dc.type.categoryAbstracten_US
dc.typePresentationen_GB
dc.titleActive Listening: Can it Reduce Pain?en_GB
dc.contributor.authorRock, Ronen_US
dc.author.detailsRon Rock, MSN, APRN, BC, Cleveland Clinic, Cleveland, Ohio, USA, email: nacnsorg@nacns.orgen_US
dc.identifier.urihttp://hdl.handle.net/10755/164218-
dc.description.abstractPurpose: The purpose of this Clinical Nurse Specialist (CNS) student project was to determine the effectiveness of using the nursing intervention of active listening in decreasing surgical patients' verbalized pain scores. Significance: Active listening is used for recognizing patients' clues. Without this basic communication skill, patients' concerns and fears are often overlooked. Background/Design: Pain, the 5th vital sign is a critical outcome measure for nursing practice. A literature review for the support of active listening related to decreasing pain reveals no empirical studies. Methods: An hour before scheduled pain medications were administered to male and female hospitalized surgical patients, subjective aspects of pain were obtained using an assessment tool that measures verbal and nonverbal indicators of pain. A pre-intervention pain score was obtained. Appropriate use of the active listening intervention was implemented during communication with each patient. Communication directed by the CNS student was based on topics and/or responses from the patient. Post intervention, a second assessment of pain, was recorded to determine effectiveness of the intervention. Findings: Post intervention pain scores were obtained and compared to initial pre-intervention scores. Results indicated a 38% decrease in verbalized pain scores. It could not be determined whether active listening alone or in combination with other complementary therapies such as presence, music, touch, or reminiscence was responsible for the results. Conclusions: This project demonstrates the role of the CNS in determining best practice. Active listening as a fundamental communication skill is important to use during patient care interactions. This intervention can be used in all settings where communication occurs with patients, families, and health care staff. Active listening helps patients to express their concerns/fears and is essential for helping to promote effective treatment for individuals experiencing pain. Implications for Practice: Future research recommendations include a controlled clinical project comparing patients who receive the active listening intervention and those who receive other complementary therapies as an alternative intervention, but not active listening to determine best practice.en_GB

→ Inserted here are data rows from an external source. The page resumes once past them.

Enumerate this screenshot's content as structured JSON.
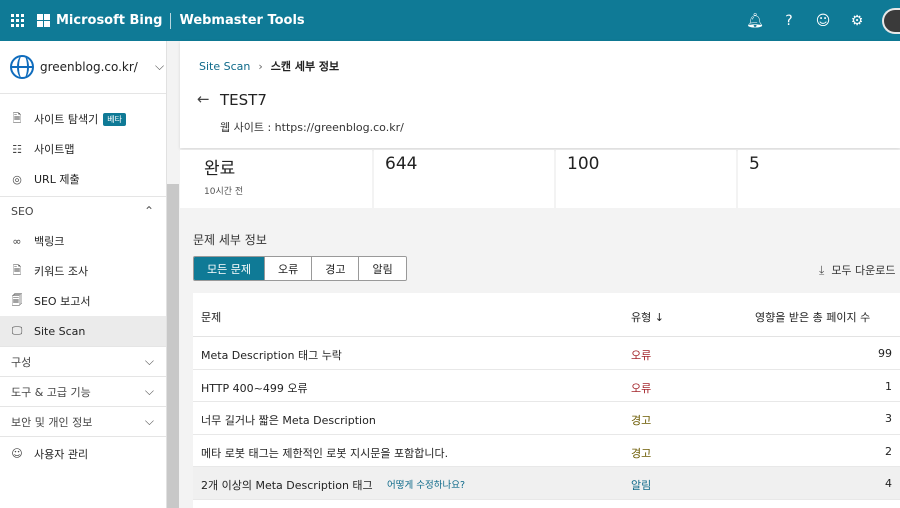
{
  "topbar": {
    "brand": "Microsoft Bing",
    "product": "Webmaster Tools",
    "icons": [
      "waffle-icon",
      "bell-icon",
      "help-icon",
      "smiley-icon",
      "gear-icon",
      "avatar"
    ]
  },
  "sidebar": {
    "site": "greenblog.co.kr/",
    "items": [
      {
        "label": "사이트 탐색기",
        "badge": "베타",
        "icon": "document-icon"
      },
      {
        "label": "사이트맵",
        "icon": "sitemap-icon"
      },
      {
        "label": "URL 제출",
        "icon": "globe-icon"
      }
    ],
    "seo_section": "SEO",
    "seo_items": [
      {
        "label": "백링크",
        "icon": "link-icon"
      },
      {
        "label": "키워드 조사",
        "icon": "document-icon"
      },
      {
        "label": "SEO 보고서",
        "icon": "report-icon"
      },
      {
        "label": "Site Scan",
        "icon": "scan-icon"
      }
    ],
    "sections": [
      "구성",
      "도구 & 고급 기능",
      "보안 및 개인 정보"
    ],
    "user_mgmt": "사용자 관리"
  },
  "header": {
    "breadcrumb_link": "Site Scan",
    "breadcrumb_current": "스캔 세부 정보",
    "scan_name": "TEST7",
    "site_line": "웹 사이트 : https://greenblog.co.kr/"
  },
  "stats": {
    "status": "완료",
    "status_sub": "10시간 전",
    "v1": "644",
    "v2": "100",
    "v3": "5"
  },
  "issues": {
    "title": "문제 세부 정보",
    "filters": [
      "모든 문제",
      "오류",
      "경고",
      "알림"
    ],
    "download_all": "모두 다운로드",
    "columns": {
      "issue": "문제",
      "type": "유형",
      "pages": "영향을 받은 총 페이지 수"
    },
    "how_fix": "어떻게 수정하나요?",
    "rows": [
      {
        "issue": "Meta Description 태그 누락",
        "type": "오류",
        "pages": "99"
      },
      {
        "issue": "HTTP 400~499 오류",
        "type": "오류",
        "pages": "1"
      },
      {
        "issue": "너무 길거나 짧은 Meta Description",
        "type": "경고",
        "pages": "3"
      },
      {
        "issue": "메타 로봇 태그는 제한적인 로봇 지시문을 포함합니다.",
        "type": "경고",
        "pages": "2"
      },
      {
        "issue": "2개 이상의 Meta Description 태그",
        "type": "알림",
        "pages": "4"
      }
    ]
  },
  "colors": {
    "accent": "#0f7a96",
    "error": "#a4262c",
    "warning": "#6b5a00",
    "info": "#0f6a8a"
  }
}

dc.date.available2011-10-27T11:44:14Z-
dc.date.issued2011-10-27en_GB
dc.date.accessioned2011-10-27T11:44:14Z-
dc.conference.date2007en_US
dc.conference.nameCNS Outcomes: Ensuring Safety and Qualityen_US
dc.conference.hostNACNS - National Association of Clinical Nurse Specialistsen_US
dc.conference.locationPhoenix, Arizona, USAen_US
dc.descriptionConference theme: CNS Outcomes: Ensuring Safety and Quality, held February 28-March 1 in Phoenix, Arizona, USAen_US
dc.description.noteThis is an abstract-only submission. If the author has submitted a full-text item based on this abstract, you may find it by browsing the Virginia Henderson Global Nursing e-Repository by author. If author contact information is available in this abstract, please feel free to contact him or her with your queries regarding this submission. Alternatively, please contact the conference host, journal, or publisher (according to the circumstance) for further details regarding this item. If a citation is listed in this record, the item has been published and is available via open-access avenues or a journal/database subscription. Contact your library for assistance in obtaining the as-published article.en_US
All Items in this repository are protected by copyright, with all rights reserved, unless otherwise indicated.